The answer must be every line from the entries below that includes "JSON".

(MATERIAL PROVIDED)

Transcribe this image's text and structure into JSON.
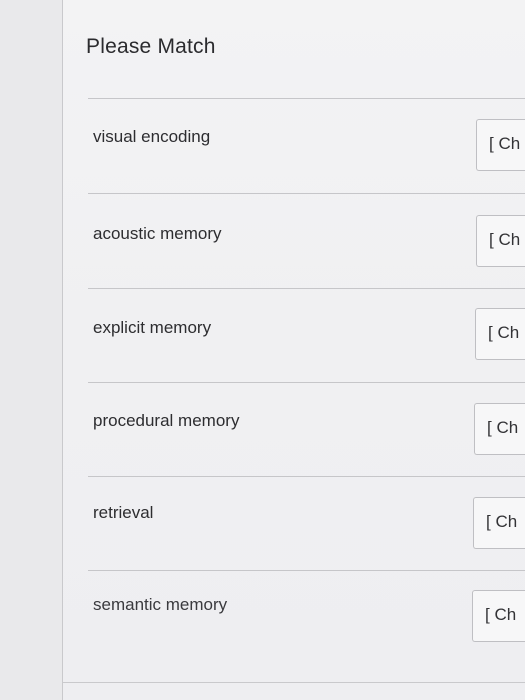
{
  "header": {
    "title": "Please Match"
  },
  "rows": [
    {
      "term": "visual encoding",
      "choice": "[ Ch"
    },
    {
      "term": "acoustic memory",
      "choice": "[ Ch"
    },
    {
      "term": "explicit memory",
      "choice": "[ Ch"
    },
    {
      "term": "procedural memory",
      "choice": "[ Ch"
    },
    {
      "term": "retrieval",
      "choice": "[ Ch"
    },
    {
      "term": "semantic memory",
      "choice": "[ Ch"
    }
  ]
}
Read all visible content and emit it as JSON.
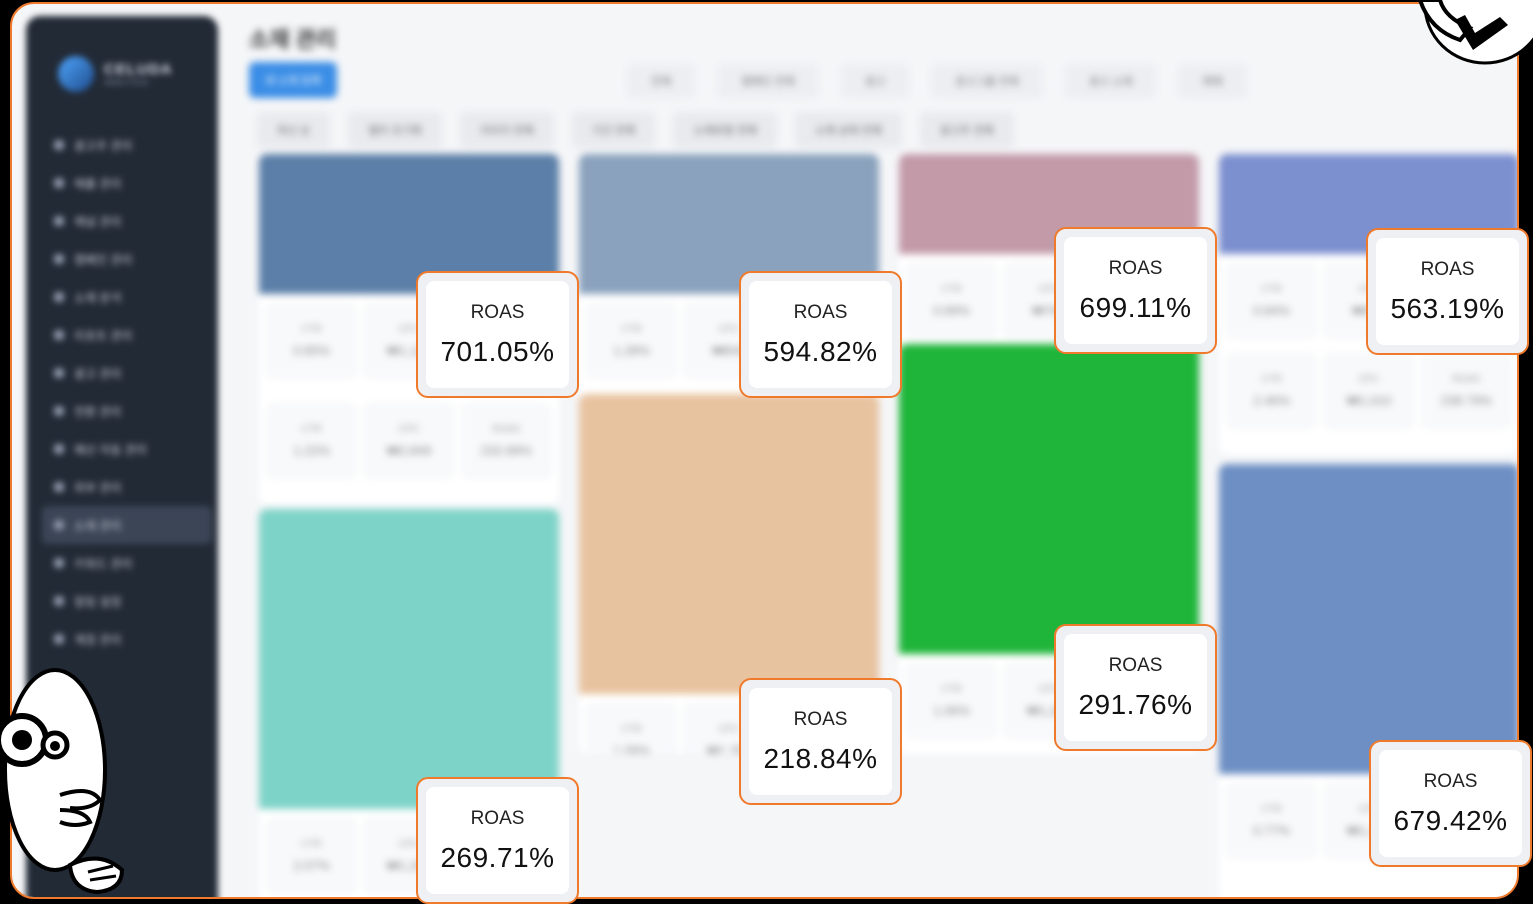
{
  "sidebar": {
    "logo_text": "CELUDA",
    "logo_sub": "ANALYTICS",
    "items": [
      {
        "label": "광고주 관리"
      },
      {
        "label": "매출 관리"
      },
      {
        "label": "채널 관리"
      },
      {
        "label": "캠페인 관리"
      },
      {
        "label": "소재 분석"
      },
      {
        "label": "리포트 관리"
      },
      {
        "label": "광고 관리"
      },
      {
        "label": "전환 관리"
      },
      {
        "label": "예산 자동 관리"
      },
      {
        "label": "외부 관리"
      },
      {
        "label": "소재 관리",
        "active": true
      },
      {
        "label": "키워드 관리"
      },
      {
        "label": "알림 설정"
      },
      {
        "label": "계정 관리"
      }
    ]
  },
  "header": {
    "title": "소재 관리",
    "primary_button": "새 소재 등록"
  },
  "filters": [
    "전체",
    "캠페인 전체",
    "광고",
    "광고그룹 전체",
    "광고 소재",
    "매체"
  ],
  "chips": [
    "최신 순",
    "필터 초기화",
    "이미지 전체",
    "기간 전체",
    "소재유형 전체",
    "소재 상태 전체",
    "광고주 전체"
  ],
  "cards": [
    {
      "metrics": [
        [
          "CTR",
          "0.85%"
        ],
        [
          "CPC",
          "₩1,120"
        ],
        [
          "ROAS",
          "701.05%"
        ]
      ],
      "img": "#5b7fa8"
    },
    {
      "metrics": [
        [
          "CTR",
          "1.28%"
        ],
        [
          "CPC",
          "₩840"
        ],
        [
          "ROAS",
          "594.82%"
        ]
      ],
      "img": "#8aa2bd"
    },
    {
      "metrics": [
        [
          "CTR",
          "0.89%"
        ],
        [
          "CPC",
          "₩760"
        ],
        [
          "ROAS",
          "699.11%"
        ]
      ],
      "img": "#c29aa8"
    },
    {
      "metrics": [
        [
          "CTR",
          "0.84%"
        ],
        [
          "CPC",
          "₩920"
        ],
        [
          "ROAS",
          "563.19%"
        ]
      ],
      "img": "#7c8fcf"
    },
    {
      "metrics": [
        [
          "CTR",
          "1.22%"
        ],
        [
          "CPC",
          "₩2,849"
        ],
        [
          "ROAS",
          "232.89%"
        ]
      ],
      "img": ""
    },
    {
      "metrics": [
        [
          "CTR",
          "2.46%"
        ],
        [
          "CPC",
          "₩1,010"
        ],
        [
          "ROAS",
          "238.79%"
        ]
      ],
      "img": ""
    },
    {
      "metrics": [
        [
          "CTR",
          "1.06%"
        ],
        [
          "CPC",
          "₩1,200"
        ],
        [
          "ROAS",
          "291.76%"
        ]
      ],
      "img": "#1eb53a"
    },
    {
      "metrics": [
        [
          "CTR",
          "1.08%"
        ],
        [
          "CPC",
          "₩1,350"
        ],
        [
          "ROAS",
          "218.84%"
        ]
      ],
      "img": "#e8c3a0"
    },
    {
      "metrics": [
        [
          "CTR",
          "2.07%"
        ],
        [
          "CPC",
          "₩1,290"
        ],
        [
          "ROAS",
          "269.71%"
        ]
      ],
      "img": "#7ed3c8"
    },
    {
      "metrics": [
        [
          "CTR",
          "0.77%"
        ],
        [
          "CPC",
          "₩1,480"
        ],
        [
          "ROAS",
          "679.42%"
        ]
      ],
      "img": "#6d8fc4"
    }
  ],
  "roas_badges": [
    {
      "label": "ROAS",
      "value": "701.05%"
    },
    {
      "label": "ROAS",
      "value": "594.82%"
    },
    {
      "label": "ROAS",
      "value": "699.11%"
    },
    {
      "label": "ROAS",
      "value": "563.19%"
    },
    {
      "label": "ROAS",
      "value": "291.76%"
    },
    {
      "label": "ROAS",
      "value": "218.84%"
    },
    {
      "label": "ROAS",
      "value": "269.71%"
    },
    {
      "label": "ROAS",
      "value": "679.42%"
    }
  ],
  "colors": {
    "accent": "#f07a2c",
    "sidebar_bg": "#222a36",
    "primary_button": "#3a8de6",
    "background": "#000000"
  },
  "icons": {
    "mascot_left": "magnifier-mascot-icon",
    "mascot_top": "peace-hand-icon"
  }
}
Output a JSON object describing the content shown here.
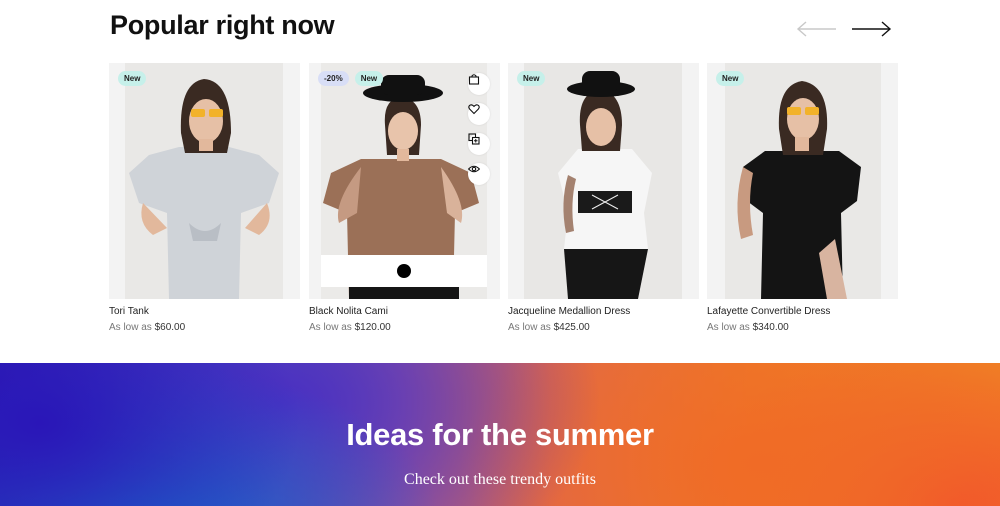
{
  "section": {
    "title": "Popular right now"
  },
  "products": [
    {
      "name": "Tori Tank",
      "price_prefix": "As low as",
      "price": "$60.00",
      "badges": [
        "New"
      ]
    },
    {
      "name": "Black Nolita Cami",
      "price_prefix": "As low as",
      "price": "$120.00",
      "badges": [
        "-20%",
        "New"
      ]
    },
    {
      "name": "Jacqueline Medallion Dress",
      "price_prefix": "As low as",
      "price": "$425.00",
      "badges": [
        "New"
      ]
    },
    {
      "name": "Lafayette Convertible Dress",
      "price_prefix": "As low as",
      "price": "$340.00",
      "badges": [
        "New"
      ]
    }
  ],
  "hover_actions": [
    "cart-icon",
    "heart-icon",
    "compare-icon",
    "eye-icon"
  ],
  "swatch_color": "#000000",
  "banner": {
    "title": "Ideas for the summer",
    "subtitle": "Check out these trendy outfits"
  },
  "colors": {
    "badge_new": "#c6f0ea",
    "badge_sale": "#d8def6",
    "banner_left": "#2a16b8",
    "banner_right": "#f08424"
  }
}
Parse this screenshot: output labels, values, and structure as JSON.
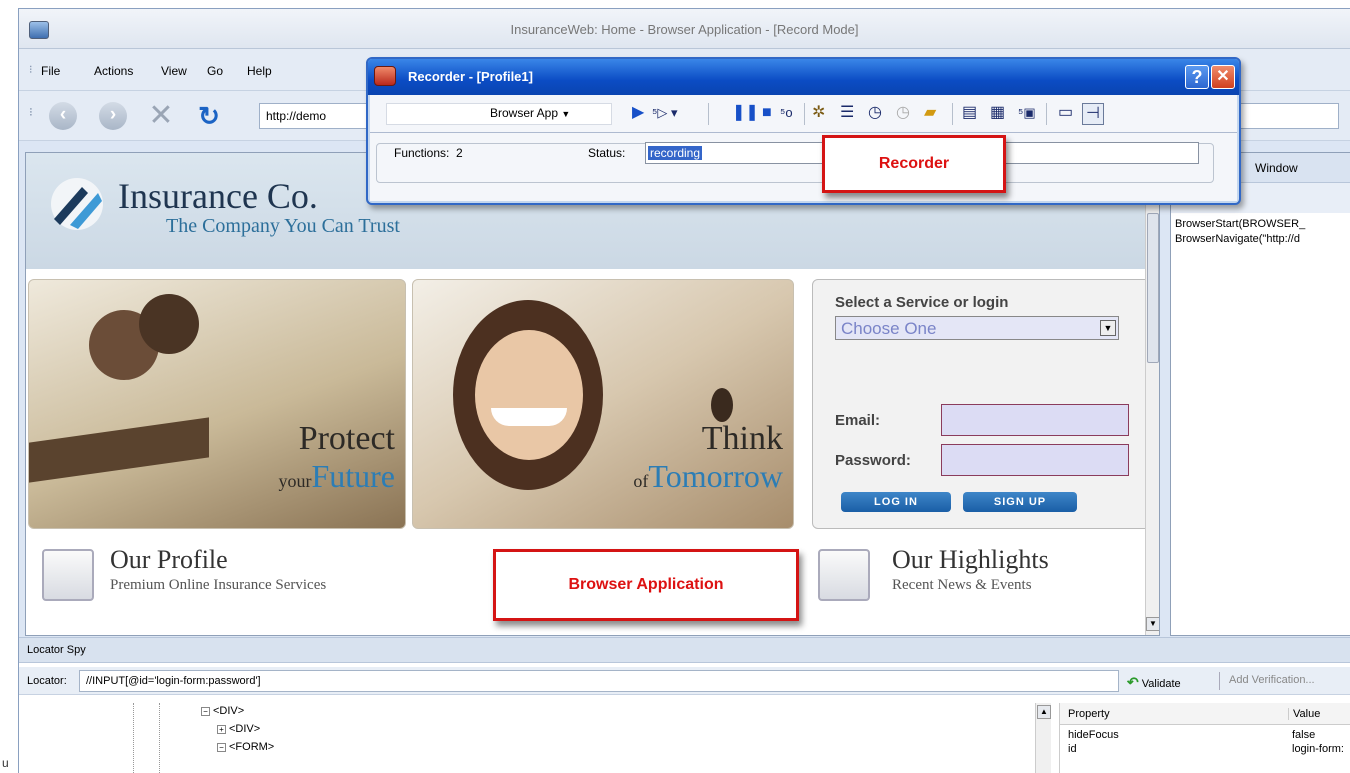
{
  "window": {
    "title": "InsuranceWeb: Home - Browser Application - [Record Mode]"
  },
  "menu": [
    "File",
    "Actions",
    "View",
    "Go",
    "Help"
  ],
  "nav": {
    "url": "http://demo",
    "icons": [
      "back-icon",
      "forward-icon",
      "stop-icon",
      "refresh-icon"
    ]
  },
  "site": {
    "brand": "Insurance Co.",
    "tagline": "The Company You Can Trust",
    "panel1": {
      "line1": "Protect",
      "line2_small": "your",
      "line2_big": "Future"
    },
    "panel2": {
      "line1": "Think",
      "line2_small": "of",
      "line2_big": "Tomorrow"
    },
    "service": {
      "title": "Select a Service or login",
      "select_value": "Choose One",
      "email_label": "Email:",
      "password_label": "Password:",
      "login_label": "LOG IN",
      "signup_label": "SIGN UP"
    },
    "profile": {
      "title": "Our Profile",
      "subtitle": "Premium Online Insurance Services"
    },
    "highlights": {
      "title": "Our Highlights",
      "subtitle": "Recent News & Events"
    }
  },
  "right_panel": {
    "title": "Window",
    "code": [
      "BrowserStart(BROWSER_",
      "BrowserNavigate(\"http://d"
    ]
  },
  "recorder": {
    "title": "Recorder - [Profile1]",
    "help_label": "?",
    "close_label": "✕",
    "app_select": "Browser App",
    "functions_label": "Functions:",
    "functions_value": "2",
    "status_label": "Status:",
    "status_value": "recording"
  },
  "callouts": {
    "recorder": "Recorder",
    "browser": "Browser Application"
  },
  "spy": {
    "title": "Locator Spy",
    "locator_label": "Locator:",
    "locator_value": "//INPUT[@id='login-form:password']",
    "validate_label": "Validate",
    "add_verification_label": "Add Verification...",
    "tree": [
      "<DIV>",
      "<DIV>",
      "<FORM>"
    ],
    "props_header": {
      "property": "Property",
      "value": "Value"
    },
    "props": [
      {
        "property": "hideFocus",
        "value": "false"
      },
      {
        "property": "id",
        "value": "login-form:"
      }
    ]
  },
  "edge_letter": "u",
  "colors": {
    "accent": "#0b4cc4",
    "callout_red": "#d41414",
    "status_highlight": "#3465c9"
  }
}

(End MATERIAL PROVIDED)

▸ **SOLUTION TO THE EXERCISE**:
Transcribe this image's text and structure into JSON.
Read all visible content and emit it as JSON.
Output a JSON object describing the content shown here.
Parse this screenshot: output labels, values, and structure as JSON.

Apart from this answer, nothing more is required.